Thesis Proposal Defense

For this part of the qualifying exams, students 1) prepare a written thesis proposal outlining the research they will conduct during their graduate work, and 2) defend this thesis proposal in an oral examination. The proposal should demonstrate understanding of the background material, project rationale, experimental design, methods underlying the proposed project and possible outcomes.

Timing

The Thesis Proposal Defense takes place during the second year after students have spent 6-9 months working in the laboratory where they intend to carry out their thesis research. The deadline for completion of the written proposal is February 1; however, students are encouraged to schedule the defense as early as possible. The report should be submitted to the student’s committee at least one week before the oral defense.

Format of Written Proposal

The Thesis Proposal follows the style of an NIH grant proposal with a maximum length of 15 single-spaced pages (11-12 pt. font; page limit includes figures, but excludes Literature Cited).

  1. Specific Aims (approximately 1 page)
    State concisely and realistically what your research is intended to accomplish and what hypotheses are to be tested. Write 1-2 general paragraphs introducing the subject and its relevance to biology, and then simply list three or four specific questions to be addressed. This section is critical because it provides a framework for the reader to appreciate the connections between sections of the proposal.
  2. Significance (approximately 4-6 pages)
    Briefly sketch the background to the proposal, critically evaluate existing knowledge and specifically identify the gaps that the project is intended to fill, i.e., summarize the general knowledge of the field, and identify where your questions fit in. This important section displays your knowledge and understanding of the field and its current shortcomings. What are the major unanswered questions? Which ones can be answered with available tools? For which questions must new methods be developed?
  3. Experimental Design and Methods (approximately 8-10 pages)
    Discuss in detail the experimental design and the procedures to be used to accomplish the specific aims of the project. Include potential difficulties and limitations of the proposed procedures, and alternative approaches to achieving the aims.
  4. Literature Cited
    References should be cited within the text by first author and year (Smith et al., 1888; Wilson and Jones, 1919) and listed at the end of the proposal in alphabetical order by first author’s last name. The page limit does not include references.

Dissertation

As the final step in receiving the Ph.D. degree, the student must write and publicly defend a Doctoral Dissertation. The dissertation should make a significant contribution to science and contain material worthy of publication.

Timing

At the end of the fifth year the Graduate Programs Manager notifies the student, the Research Advisor and the Department Head that there is one year remaining in which the student is to complete all requirements for the Ph.D. degree. A student who is on track to complete the Ph.D. degree on time should make an appointment with the Graduate Programs Manager as early as possible to discuss processes and procedures.

Dissertation

Students consult with their advisors about writing the doctoral dissertation. Each student receives ample feedback from their advisor and their laboratory group about format, style, and content. Typically, the writing process takes a couple of months.

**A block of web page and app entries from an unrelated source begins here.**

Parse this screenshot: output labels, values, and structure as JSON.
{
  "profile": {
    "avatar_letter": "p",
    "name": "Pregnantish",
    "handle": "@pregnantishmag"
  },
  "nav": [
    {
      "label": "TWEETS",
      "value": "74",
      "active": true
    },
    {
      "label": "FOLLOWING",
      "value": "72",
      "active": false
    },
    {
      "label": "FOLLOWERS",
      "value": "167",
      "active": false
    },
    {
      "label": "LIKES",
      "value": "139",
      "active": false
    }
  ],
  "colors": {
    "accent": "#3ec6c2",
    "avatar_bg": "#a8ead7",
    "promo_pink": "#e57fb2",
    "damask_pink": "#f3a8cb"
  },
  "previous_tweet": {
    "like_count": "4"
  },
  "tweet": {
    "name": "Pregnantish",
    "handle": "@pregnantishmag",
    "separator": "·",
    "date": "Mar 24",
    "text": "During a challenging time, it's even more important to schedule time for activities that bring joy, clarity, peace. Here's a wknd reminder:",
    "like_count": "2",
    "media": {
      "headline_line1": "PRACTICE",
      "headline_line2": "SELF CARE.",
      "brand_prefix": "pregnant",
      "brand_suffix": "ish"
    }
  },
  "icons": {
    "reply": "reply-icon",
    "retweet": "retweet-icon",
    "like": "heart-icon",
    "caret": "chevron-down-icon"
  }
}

For comparison, copies of previous dissertations may be found at the Mellon Institute Library.

The student should distribute their completed dissertation to their thesis committee at least 2 weeks in advance of their dissertation defense.

Public Presentation

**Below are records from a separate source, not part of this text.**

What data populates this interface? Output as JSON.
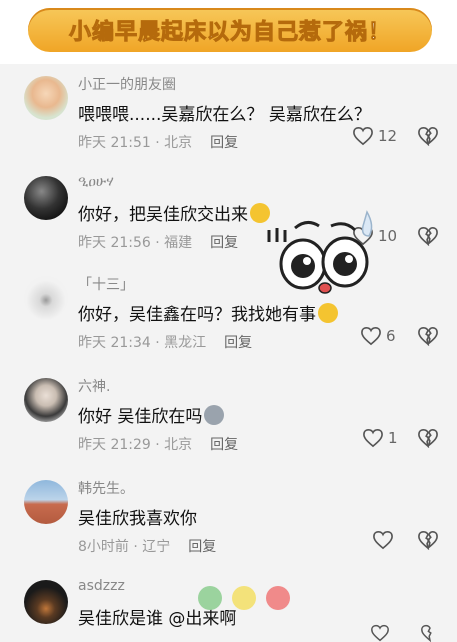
{
  "banner": {
    "title": "小编早晨起床以为自己惹了祸！"
  },
  "comments": [
    {
      "user": "小正一的朋友圈",
      "text": "喂喂喂......吴嘉欣在么？ 吴嘉欣在么？",
      "time": "昨天 21:51 · 北京",
      "reply": "回复",
      "likes": "12"
    },
    {
      "user": "ዒዐሁሃ",
      "text": "你好，把吴佳欣交出来",
      "time": "昨天 21:56 · 福建",
      "reply": "回复",
      "likes": "10"
    },
    {
      "user": "「十三」",
      "text": "你好，吴佳鑫在吗？我找她有事",
      "time": "昨天 21:34 · 黑龙江",
      "reply": "回复",
      "likes": "6"
    },
    {
      "user": "六神.",
      "text": "你好 吴佳欣在吗",
      "time": "昨天 21:29 · 北京",
      "reply": "回复",
      "likes": "1"
    },
    {
      "user": "韩先生。",
      "text": "吴佳欣我喜欢你",
      "time": "8小时前 · 辽宁",
      "reply": "回复",
      "likes": ""
    },
    {
      "user": "asdzzz",
      "text": "吴佳欣是谁 @出来啊",
      "time": "",
      "reply": "",
      "likes": ""
    }
  ],
  "colors": {
    "banner": "#f0a526",
    "dot1": "#9bd39e",
    "dot2": "#f3e27a",
    "dot3": "#f08a8a"
  }
}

The final examination consists of a public presentation of the work by the doctoral candidate followed by private questioning by the Thesis Committee to determine the student’s depth of knowledge and competency.

Teaching Requirements

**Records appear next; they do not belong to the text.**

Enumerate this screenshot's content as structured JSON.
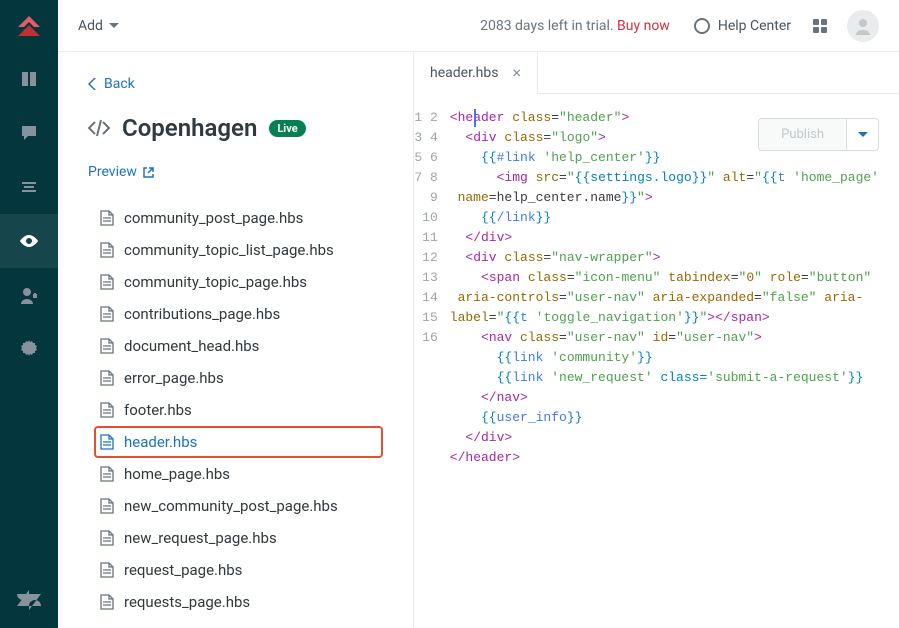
{
  "topbar": {
    "add_label": "Add",
    "trial_text_prefix": "2083 days left in trial. ",
    "trial_link_label": "Buy now",
    "help_center_label": "Help Center"
  },
  "panel": {
    "back_label": "Back",
    "title": "Copenhagen",
    "badge_label": "Live",
    "preview_label": "Preview"
  },
  "files": [
    "community_post_page.hbs",
    "community_topic_list_page.hbs",
    "community_topic_page.hbs",
    "contributions_page.hbs",
    "document_head.hbs",
    "error_page.hbs",
    "footer.hbs",
    "header.hbs",
    "home_page.hbs",
    "new_community_post_page.hbs",
    "new_request_page.hbs",
    "request_page.hbs",
    "requests_page.hbs"
  ],
  "selected_file_index": 7,
  "editor": {
    "tab_label": "header.hbs",
    "publish_label": "Publish",
    "lines": [
      {
        "n": 1,
        "tokens": [
          {
            "t": "<",
            "c": "tag"
          },
          {
            "t": "header",
            "c": "tag"
          },
          {
            "t": " class",
            "c": "attr"
          },
          {
            "t": "=",
            "c": ""
          },
          {
            "t": "\"header\"",
            "c": "str"
          },
          {
            "t": ">",
            "c": "tag"
          }
        ]
      },
      {
        "n": 2,
        "indent": 2,
        "tokens": [
          {
            "t": "<",
            "c": "tag"
          },
          {
            "t": "div",
            "c": "tag"
          },
          {
            "t": " class",
            "c": "attr"
          },
          {
            "t": "=",
            "c": ""
          },
          {
            "t": "\"logo\"",
            "c": "str"
          },
          {
            "t": ">",
            "c": "tag"
          }
        ]
      },
      {
        "n": 3,
        "indent": 4,
        "tokens": [
          {
            "t": "{{",
            "c": "hb"
          },
          {
            "t": "#link",
            "c": "hb-kw"
          },
          {
            "t": " 'help_center'",
            "c": "str"
          },
          {
            "t": "}}",
            "c": "hb"
          }
        ]
      },
      {
        "n": 4,
        "indent": 6,
        "tokens": [
          {
            "t": "<",
            "c": "tag"
          },
          {
            "t": "img",
            "c": "tag"
          },
          {
            "t": " src",
            "c": "attr"
          },
          {
            "t": "=",
            "c": ""
          },
          {
            "t": "\"",
            "c": "str"
          },
          {
            "t": "{{",
            "c": "hb"
          },
          {
            "t": "settings.logo",
            "c": "hb"
          },
          {
            "t": "}}",
            "c": "hb"
          },
          {
            "t": "\"",
            "c": "str"
          },
          {
            "t": " alt",
            "c": "attr"
          },
          {
            "t": "=",
            "c": ""
          },
          {
            "t": "\"",
            "c": "str"
          },
          {
            "t": "{{",
            "c": "hb"
          },
          {
            "t": "t ",
            "c": "hb-kw"
          },
          {
            "t": "'home_page'",
            "c": "str"
          }
        ],
        "wrap": [
          {
            "t": " name",
            "c": "attr"
          },
          {
            "t": "=",
            "c": ""
          },
          {
            "t": "help_center.name",
            "c": ""
          },
          {
            "t": "}}",
            "c": "hb"
          },
          {
            "t": "\"",
            "c": "str"
          },
          {
            "t": ">",
            "c": "tag"
          }
        ]
      },
      {
        "n": 5,
        "indent": 4,
        "tokens": [
          {
            "t": "{{",
            "c": "hb"
          },
          {
            "t": "/link",
            "c": "hb-kw"
          },
          {
            "t": "}}",
            "c": "hb"
          }
        ]
      },
      {
        "n": 6,
        "indent": 2,
        "tokens": [
          {
            "t": "</",
            "c": "tag"
          },
          {
            "t": "div",
            "c": "tag"
          },
          {
            "t": ">",
            "c": "tag"
          }
        ]
      },
      {
        "n": 7,
        "indent": 2,
        "tokens": [
          {
            "t": "<",
            "c": "tag"
          },
          {
            "t": "div",
            "c": "tag"
          },
          {
            "t": " class",
            "c": "attr"
          },
          {
            "t": "=",
            "c": ""
          },
          {
            "t": "\"nav-wrapper\"",
            "c": "str"
          },
          {
            "t": ">",
            "c": "tag"
          }
        ]
      },
      {
        "n": 8,
        "indent": 4,
        "tokens": [
          {
            "t": "<",
            "c": "tag"
          },
          {
            "t": "span",
            "c": "tag"
          },
          {
            "t": " class",
            "c": "attr"
          },
          {
            "t": "=",
            "c": ""
          },
          {
            "t": "\"icon-menu\"",
            "c": "str"
          },
          {
            "t": " tabindex",
            "c": "attr"
          },
          {
            "t": "=",
            "c": ""
          },
          {
            "t": "\"",
            "c": "str"
          },
          {
            "t": "0",
            "c": "num"
          },
          {
            "t": "\"",
            "c": "str"
          },
          {
            "t": " role",
            "c": "attr"
          },
          {
            "t": "=",
            "c": ""
          },
          {
            "t": "\"button\"",
            "c": "str"
          }
        ],
        "wrap": [
          {
            "t": " aria-controls",
            "c": "attr"
          },
          {
            "t": "=",
            "c": ""
          },
          {
            "t": "\"user-nav\"",
            "c": "str"
          },
          {
            "t": " aria-expanded",
            "c": "attr"
          },
          {
            "t": "=",
            "c": ""
          },
          {
            "t": "\"false\"",
            "c": "str"
          },
          {
            "t": " aria-",
            "c": "attr"
          }
        ],
        "wrap2": [
          {
            "t": "label",
            "c": "attr"
          },
          {
            "t": "=",
            "c": ""
          },
          {
            "t": "\"",
            "c": "str"
          },
          {
            "t": "{{",
            "c": "hb"
          },
          {
            "t": "t ",
            "c": "hb-kw"
          },
          {
            "t": "'toggle_navigation'",
            "c": "str"
          },
          {
            "t": "}}",
            "c": "hb"
          },
          {
            "t": "\"",
            "c": "str"
          },
          {
            "t": "></",
            "c": "tag"
          },
          {
            "t": "span",
            "c": "tag"
          },
          {
            "t": ">",
            "c": "tag"
          }
        ]
      },
      {
        "n": 9,
        "indent": 4,
        "tokens": [
          {
            "t": "<",
            "c": "tag"
          },
          {
            "t": "nav",
            "c": "tag"
          },
          {
            "t": " class",
            "c": "attr"
          },
          {
            "t": "=",
            "c": ""
          },
          {
            "t": "\"user-nav\"",
            "c": "str"
          },
          {
            "t": " id",
            "c": "attr"
          },
          {
            "t": "=",
            "c": ""
          },
          {
            "t": "\"user-nav\"",
            "c": "str"
          },
          {
            "t": ">",
            "c": "tag"
          }
        ]
      },
      {
        "n": 10,
        "indent": 6,
        "tokens": [
          {
            "t": "{{",
            "c": "hb"
          },
          {
            "t": "link ",
            "c": "hb-kw"
          },
          {
            "t": "'community'",
            "c": "str"
          },
          {
            "t": "}}",
            "c": "hb"
          }
        ]
      },
      {
        "n": 11,
        "indent": 6,
        "tokens": [
          {
            "t": "{{",
            "c": "hb"
          },
          {
            "t": "link ",
            "c": "hb-kw"
          },
          {
            "t": "'new_request'",
            "c": "str"
          },
          {
            "t": " class",
            "c": "hb"
          },
          {
            "t": "=",
            "c": "hb"
          },
          {
            "t": "'submit-a-request'",
            "c": "str"
          },
          {
            "t": "}}",
            "c": "hb"
          }
        ]
      },
      {
        "n": 12,
        "indent": 4,
        "tokens": [
          {
            "t": "</",
            "c": "tag"
          },
          {
            "t": "nav",
            "c": "tag"
          },
          {
            "t": ">",
            "c": "tag"
          }
        ]
      },
      {
        "n": 13,
        "indent": 4,
        "tokens": [
          {
            "t": "{{",
            "c": "hb"
          },
          {
            "t": "user_info",
            "c": "hb-kw"
          },
          {
            "t": "}}",
            "c": "hb"
          }
        ]
      },
      {
        "n": 14,
        "indent": 2,
        "tokens": [
          {
            "t": "</",
            "c": "tag"
          },
          {
            "t": "div",
            "c": "tag"
          },
          {
            "t": ">",
            "c": "tag"
          }
        ]
      },
      {
        "n": 15,
        "indent": 0,
        "tokens": [
          {
            "t": "</",
            "c": "tag"
          },
          {
            "t": "header",
            "c": "tag"
          },
          {
            "t": ">",
            "c": "tag"
          }
        ]
      },
      {
        "n": 16,
        "indent": 0,
        "tokens": []
      }
    ]
  }
}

Students are required to serve as graders and teaching assistants (TAs) during their tenure in the department. Each student must earn a minimum of 10 points in order to graduate. A flexible point system, subject to change, enables an equitable distribution of work; typically, points are awarded according to the following scale: 1 point = 4 to 5 hours/week or 60 to 75 hours/semester.

The assignments, made by the Department Head in early summer, may require the student to assist the faculty lecturer in preparing materials for class, grading student work, leading review sessions and bookkeeping. No student is required to serve as the instructor for a course or have final judgment on course grades. In addition, the department requires that all TAs complete a sexual harassment training session given by Human Resources.

Research Advisor

Selection of Research Advisor

Each student selects a Research Advisor by the last day of spring semester of the first year, submitting their first and second choices to the Co-Chairs of the Graduate Advisory Committee. If your Research Advisor is not in the Department of Biological Sciences, you will need to have the Ph.D. Student Support Agreement Form signed and returned to the Department Head. The final choice of Research Advisor requires approval by the Department Head and students should be prepared to begin thesis research in their laboratories by early to mid-May.

If after the third rotation they have not yet identified a Research Advisor, students may be permitted to carry out a fourth rotation in May, subject to faculty availability and approval by the Department Head. Those students who remain without a Research Advisor after the end of the last rotation must withdraw from the program.

Although usually a faculty member with a primary appointment in the Department of Biological Sciences, a Research Advisor may hold a faculty position in another Carnegie Mellon department or, rarely, at another institution, provided they have advising privileges in the Department of Biological Sciences and are associated with a departmentally-approved interdisciplinary program like the CNBC.

Change of Research Advisor

A student may change advisors with the mutual consent of the new advisor and the Department Head. An advisor may request that a student leave the laboratory after verbal and written notification of a lack of effort, lack of research aptitude, failure to obey laboratory policy and procedure, failure to comply with University regulations, behavior detrimental to the laboratory or another activity that warrants this action. Consideration of this action must be brought to the attention of the student, the Research Advisory Committee and the Department Head.

Research Advisory Committee

Each student, together with the Research Advisor, selects and invites a Research Advisory Committee, which consists of at least three faculty members: the student's Research Advisor and at least two faculty members with relevant expertise in an allied field. At least two members of the committee (including the Research Advisor) must be faculty who hold primary appointments in the Department of Biological Sciences. This committee administers the Thesis Proposal Defense and then meets with the student at least once a year to provide guidance and to monitor the overall progress of the research project. It is the responsibility of the Research Advisor and the student to schedule these meetings. One committee member from another department or institution must be added to the Research Advisory Committee for the Thesis Defense. Students are encouraged to include local “external” members as early as possible to provide broader advice during their graduate career. When the research work is completed, the student writes the formal dissertation and submits it to the Research Advisory Committee in preparation for the Dissertation Defense. Students should consult their advisors about writing the dissertation.

Evaluation

Students are required to meet at least once a year with their Research Advisory Committee. To facilitate deeper discussion of research plans, students are encouraged to schedule their RAC meetings within a week after their Journal Club presentations.

Written Report to the Committee

Students are required to complete Parts 1-4 of the RAC Report Form (found at www.cmu.edu/bio/resources/forms ) and return it along with their current CV to their respective RAC as well as to the Assistant Department Head for Graduate Affairs at least two days prior to the scheduled meeting. Students are encouraged to respond in brief, bulleted format, unless otherwise directed. Students are expected not to spend more than two hours preparing this document, with the exception of the research progress summary (Question 1 of Part 1).

Note that this document will NOT become part of a student's permanent record in the departmental office. However, the student, advisor, RAC, and the Assistant Department Head for Graduate Affairs may want to save a copy.

Documentation

A Research Advisory Committee Evaluation form should be filled out after each Research Advisory Committee meeting and submitted to the Biological Sciences Graduate Programs Office. Completed forms are kept on file. Copies of the form are also available in the Biological Sciences Graduate Programs Office.